AB - The idea that learning proceeds as a function of the discrepancy (or error) between expected and obtained outcomes is central to many theories of associative learning. However, remarkably little is known about the neurobiological mechanisms that underlie this learning of predictive errors in fear conditioning, a widely used preparation in studies of cellular and molecular mechanisms of memory. In this issue of Behavioral Neuroscience, S. Cole and G. P. McNally (2007) demonstrate an important dissociation between the establishment and regulation of predictive error at the cellular level. Their findings have added a level of complexity to currently established views of the function of NMDA and opioid receptors in learning and memory.
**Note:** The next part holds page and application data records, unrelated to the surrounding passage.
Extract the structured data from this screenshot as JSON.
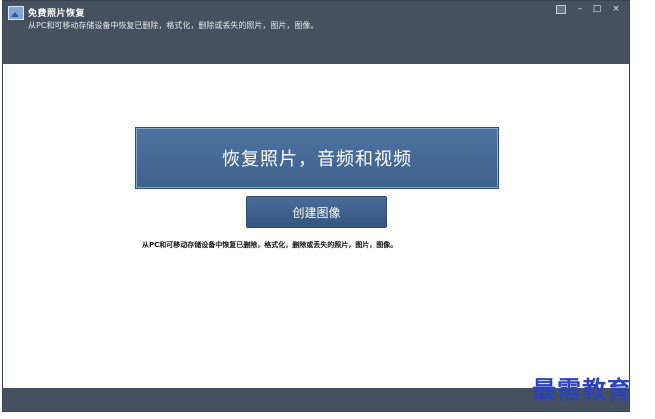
{
  "window": {
    "title": "免费照片恢复",
    "subtitle": "从PC和可移动存储设备中恢复已删除，格式化，删除或丢失的照片，图片，图像。",
    "controls": {
      "minimize": "–",
      "maximize": "□",
      "close": "×"
    }
  },
  "main": {
    "recover_button": "恢复照片，音频和视频",
    "create_image_button": "创建图像",
    "description": "从PC和可移动存储设备中恢复已删除，格式化，删除或丢失的照片，图片，图像。"
  },
  "watermark": "最需教育"
}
This commentary discusses some of the implications of these findings for theoretical and neurobiological approaches to memory, as well as current thinking about the cellular circuitry involved in reward learning and drug abuse.

UR - http://www.scopus.com/inward/record.url?scp=35748985609&partnerID=8YFLogxK

UR - http://www.scopus.com/inward/citedby.url?scp=35748985609&partnerID=8YFLogxK

U2 - 10.1037/0735-7044.121.5.1140

DO - 10.1037/0735-7044.121.5.1140

M3 - Article

C2 - 17907848

AN - SCOPUS:35748985609

VL - 121

SP - 1140

EP - 1143

JO - Behavioral Neuroscience

JF - Behavioral Neuroscience

SN - 0735-7044

IS - 5

ER -